◆ What the task requires:
Your answer must consist of one number: how many lines in the records contain "Kabupaten".

(Available data begins)

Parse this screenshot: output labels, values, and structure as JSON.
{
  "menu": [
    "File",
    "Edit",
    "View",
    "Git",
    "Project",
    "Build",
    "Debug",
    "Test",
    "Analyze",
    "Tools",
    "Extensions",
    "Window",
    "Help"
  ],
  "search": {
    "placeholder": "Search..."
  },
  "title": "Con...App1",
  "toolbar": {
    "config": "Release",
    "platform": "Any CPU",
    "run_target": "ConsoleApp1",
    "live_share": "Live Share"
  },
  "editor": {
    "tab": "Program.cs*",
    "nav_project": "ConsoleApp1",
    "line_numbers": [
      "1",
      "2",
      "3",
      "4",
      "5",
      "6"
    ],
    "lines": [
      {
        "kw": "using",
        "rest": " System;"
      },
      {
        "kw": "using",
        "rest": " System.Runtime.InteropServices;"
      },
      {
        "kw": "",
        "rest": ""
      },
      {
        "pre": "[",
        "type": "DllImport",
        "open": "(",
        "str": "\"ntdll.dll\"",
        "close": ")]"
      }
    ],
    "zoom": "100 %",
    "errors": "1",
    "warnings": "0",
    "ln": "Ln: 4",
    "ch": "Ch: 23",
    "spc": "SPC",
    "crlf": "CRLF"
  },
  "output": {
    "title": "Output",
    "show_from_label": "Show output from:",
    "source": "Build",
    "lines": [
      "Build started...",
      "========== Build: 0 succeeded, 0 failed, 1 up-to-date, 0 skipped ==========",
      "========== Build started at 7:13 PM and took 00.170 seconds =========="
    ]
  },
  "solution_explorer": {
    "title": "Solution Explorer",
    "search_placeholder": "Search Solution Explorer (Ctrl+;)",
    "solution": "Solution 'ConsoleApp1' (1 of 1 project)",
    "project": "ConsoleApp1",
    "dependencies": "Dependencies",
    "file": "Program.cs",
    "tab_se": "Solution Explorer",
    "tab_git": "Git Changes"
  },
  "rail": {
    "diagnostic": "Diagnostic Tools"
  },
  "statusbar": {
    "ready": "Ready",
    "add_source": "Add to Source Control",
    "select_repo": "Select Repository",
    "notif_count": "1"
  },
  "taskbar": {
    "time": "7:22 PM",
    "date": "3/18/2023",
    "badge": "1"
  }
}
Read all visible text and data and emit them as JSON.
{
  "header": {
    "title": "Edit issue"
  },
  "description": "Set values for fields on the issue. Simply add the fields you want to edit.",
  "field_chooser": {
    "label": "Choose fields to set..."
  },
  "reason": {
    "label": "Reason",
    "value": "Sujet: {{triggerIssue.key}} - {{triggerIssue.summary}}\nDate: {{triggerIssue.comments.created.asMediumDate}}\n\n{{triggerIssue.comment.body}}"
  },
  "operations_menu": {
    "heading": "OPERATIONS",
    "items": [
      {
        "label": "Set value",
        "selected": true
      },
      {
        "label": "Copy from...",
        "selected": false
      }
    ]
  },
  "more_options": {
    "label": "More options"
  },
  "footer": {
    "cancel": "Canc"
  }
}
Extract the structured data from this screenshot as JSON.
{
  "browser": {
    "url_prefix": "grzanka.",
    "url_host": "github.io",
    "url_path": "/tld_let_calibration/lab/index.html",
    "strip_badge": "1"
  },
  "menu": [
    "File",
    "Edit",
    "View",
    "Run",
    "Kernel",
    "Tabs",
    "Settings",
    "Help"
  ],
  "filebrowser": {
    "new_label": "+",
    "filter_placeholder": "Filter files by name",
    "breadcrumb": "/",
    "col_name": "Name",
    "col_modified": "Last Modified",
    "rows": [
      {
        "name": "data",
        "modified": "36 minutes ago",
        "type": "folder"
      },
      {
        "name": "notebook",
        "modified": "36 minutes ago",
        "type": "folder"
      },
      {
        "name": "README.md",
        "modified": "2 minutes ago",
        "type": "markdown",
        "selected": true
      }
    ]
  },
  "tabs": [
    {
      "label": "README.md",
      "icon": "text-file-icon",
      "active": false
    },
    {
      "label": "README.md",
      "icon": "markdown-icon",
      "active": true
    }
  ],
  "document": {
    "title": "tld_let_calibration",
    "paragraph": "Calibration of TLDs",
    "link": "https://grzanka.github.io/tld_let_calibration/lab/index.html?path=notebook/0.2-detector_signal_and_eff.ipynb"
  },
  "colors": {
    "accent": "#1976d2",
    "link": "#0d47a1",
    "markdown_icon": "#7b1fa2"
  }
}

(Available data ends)
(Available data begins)

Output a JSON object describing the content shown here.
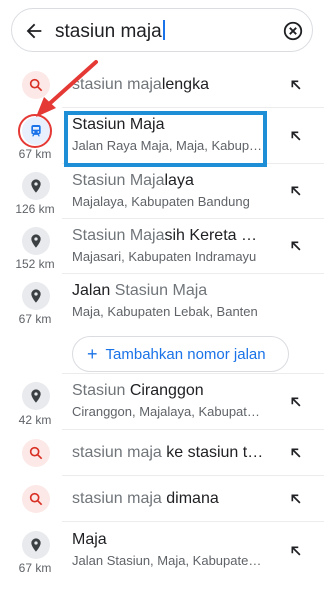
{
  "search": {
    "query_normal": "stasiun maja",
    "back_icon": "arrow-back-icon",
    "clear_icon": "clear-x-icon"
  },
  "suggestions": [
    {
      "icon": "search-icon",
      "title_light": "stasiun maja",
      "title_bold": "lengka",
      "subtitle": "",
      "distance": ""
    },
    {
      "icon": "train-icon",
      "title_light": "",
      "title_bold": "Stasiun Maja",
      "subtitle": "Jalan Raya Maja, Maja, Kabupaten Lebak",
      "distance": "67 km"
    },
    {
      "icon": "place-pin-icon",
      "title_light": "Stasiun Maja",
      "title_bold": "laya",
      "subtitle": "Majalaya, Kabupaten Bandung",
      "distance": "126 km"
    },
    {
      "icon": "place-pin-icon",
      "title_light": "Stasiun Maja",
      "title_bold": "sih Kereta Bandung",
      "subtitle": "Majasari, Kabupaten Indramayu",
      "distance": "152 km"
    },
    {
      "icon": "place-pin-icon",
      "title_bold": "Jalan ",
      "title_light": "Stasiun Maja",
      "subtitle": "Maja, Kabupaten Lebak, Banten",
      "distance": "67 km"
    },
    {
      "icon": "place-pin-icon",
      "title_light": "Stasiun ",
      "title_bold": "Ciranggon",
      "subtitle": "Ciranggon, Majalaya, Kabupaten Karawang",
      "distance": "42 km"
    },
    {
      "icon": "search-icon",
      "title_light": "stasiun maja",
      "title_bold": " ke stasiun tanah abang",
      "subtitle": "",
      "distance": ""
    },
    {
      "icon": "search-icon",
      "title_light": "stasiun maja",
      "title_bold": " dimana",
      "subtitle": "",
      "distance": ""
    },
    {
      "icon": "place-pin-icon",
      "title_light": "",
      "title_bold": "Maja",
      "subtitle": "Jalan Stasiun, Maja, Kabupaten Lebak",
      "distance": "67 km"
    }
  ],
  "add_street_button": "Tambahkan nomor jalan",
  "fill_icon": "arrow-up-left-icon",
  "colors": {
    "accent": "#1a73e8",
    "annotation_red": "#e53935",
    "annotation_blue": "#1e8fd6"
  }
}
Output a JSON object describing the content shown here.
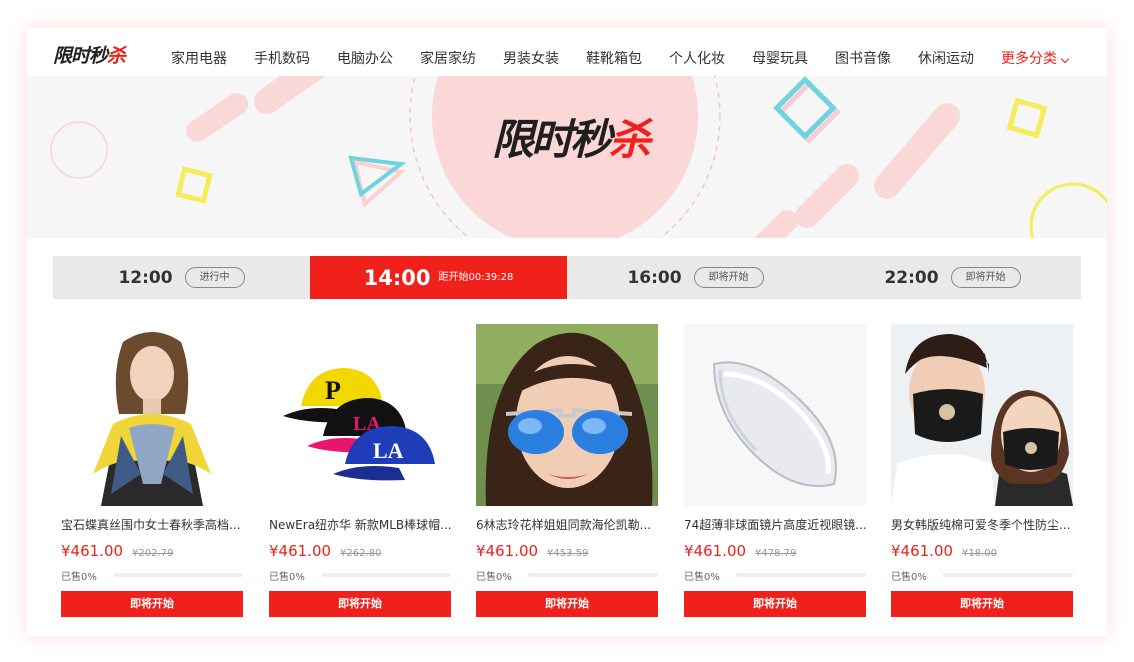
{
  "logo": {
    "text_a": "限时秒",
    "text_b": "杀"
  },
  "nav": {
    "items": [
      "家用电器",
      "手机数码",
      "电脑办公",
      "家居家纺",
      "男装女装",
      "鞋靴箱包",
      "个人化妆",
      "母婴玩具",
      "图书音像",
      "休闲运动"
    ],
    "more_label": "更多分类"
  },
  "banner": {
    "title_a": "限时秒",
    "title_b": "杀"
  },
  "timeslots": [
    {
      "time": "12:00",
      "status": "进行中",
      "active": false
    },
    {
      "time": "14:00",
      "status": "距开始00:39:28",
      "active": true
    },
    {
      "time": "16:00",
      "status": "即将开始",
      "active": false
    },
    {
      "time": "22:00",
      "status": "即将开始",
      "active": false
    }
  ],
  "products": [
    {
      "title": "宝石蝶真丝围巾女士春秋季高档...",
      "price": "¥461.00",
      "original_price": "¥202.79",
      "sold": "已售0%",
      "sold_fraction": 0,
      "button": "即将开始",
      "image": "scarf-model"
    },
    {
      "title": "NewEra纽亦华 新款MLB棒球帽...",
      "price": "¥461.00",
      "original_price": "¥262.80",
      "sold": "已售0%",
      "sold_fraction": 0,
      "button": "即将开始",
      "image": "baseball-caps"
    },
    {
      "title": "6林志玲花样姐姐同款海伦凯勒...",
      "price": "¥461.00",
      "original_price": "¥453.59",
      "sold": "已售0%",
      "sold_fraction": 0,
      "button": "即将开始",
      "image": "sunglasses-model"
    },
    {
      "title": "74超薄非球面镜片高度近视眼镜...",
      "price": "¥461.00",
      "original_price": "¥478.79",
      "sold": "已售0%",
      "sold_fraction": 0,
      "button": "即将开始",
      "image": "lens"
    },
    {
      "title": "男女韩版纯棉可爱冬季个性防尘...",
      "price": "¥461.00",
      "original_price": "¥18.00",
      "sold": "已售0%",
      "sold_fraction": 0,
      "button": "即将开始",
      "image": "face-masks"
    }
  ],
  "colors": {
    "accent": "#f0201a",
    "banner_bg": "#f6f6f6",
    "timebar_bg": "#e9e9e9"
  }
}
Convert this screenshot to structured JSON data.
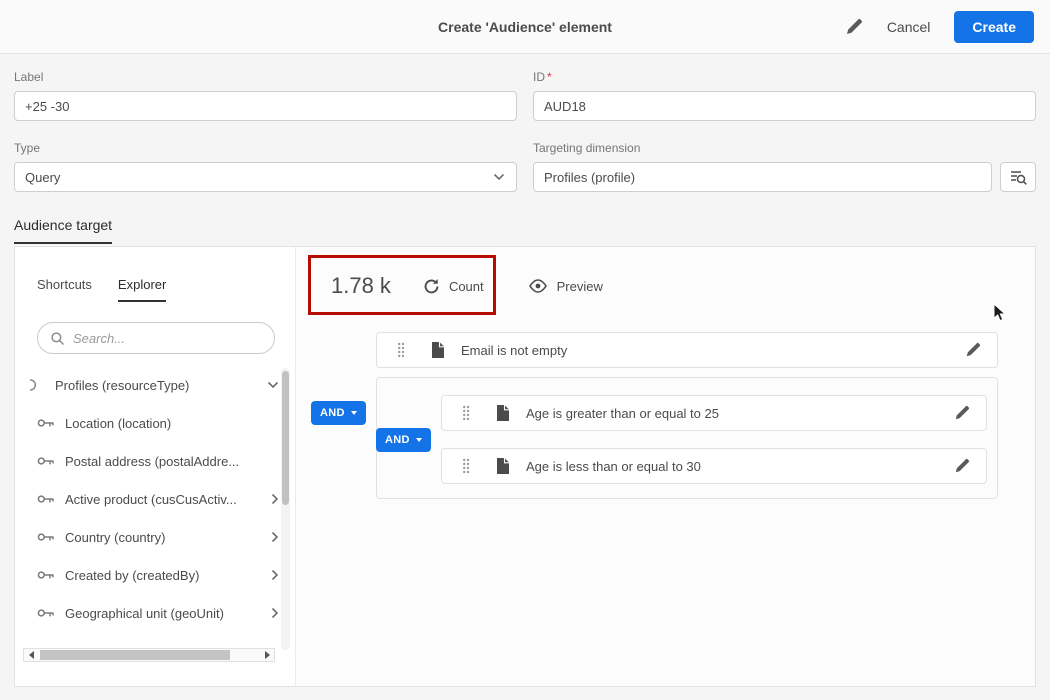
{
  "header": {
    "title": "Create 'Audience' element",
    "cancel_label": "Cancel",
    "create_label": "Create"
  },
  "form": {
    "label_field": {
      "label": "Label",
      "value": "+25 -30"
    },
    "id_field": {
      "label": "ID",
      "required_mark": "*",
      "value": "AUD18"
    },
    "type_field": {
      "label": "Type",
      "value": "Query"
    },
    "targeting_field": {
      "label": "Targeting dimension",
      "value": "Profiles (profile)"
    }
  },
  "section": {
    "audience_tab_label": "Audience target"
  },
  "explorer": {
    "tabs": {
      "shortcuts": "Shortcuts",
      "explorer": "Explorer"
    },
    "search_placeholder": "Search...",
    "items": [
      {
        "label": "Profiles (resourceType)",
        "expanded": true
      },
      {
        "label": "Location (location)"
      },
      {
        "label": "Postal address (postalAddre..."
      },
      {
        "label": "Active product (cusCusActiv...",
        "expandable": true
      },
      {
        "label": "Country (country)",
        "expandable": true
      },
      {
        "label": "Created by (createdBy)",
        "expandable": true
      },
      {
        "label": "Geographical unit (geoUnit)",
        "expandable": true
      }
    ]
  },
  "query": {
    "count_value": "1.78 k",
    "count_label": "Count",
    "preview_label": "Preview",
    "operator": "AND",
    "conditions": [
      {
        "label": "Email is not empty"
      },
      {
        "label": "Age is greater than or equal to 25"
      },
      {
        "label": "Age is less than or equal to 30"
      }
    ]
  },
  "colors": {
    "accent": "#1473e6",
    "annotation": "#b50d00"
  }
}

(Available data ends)

◆ Result of the task:
6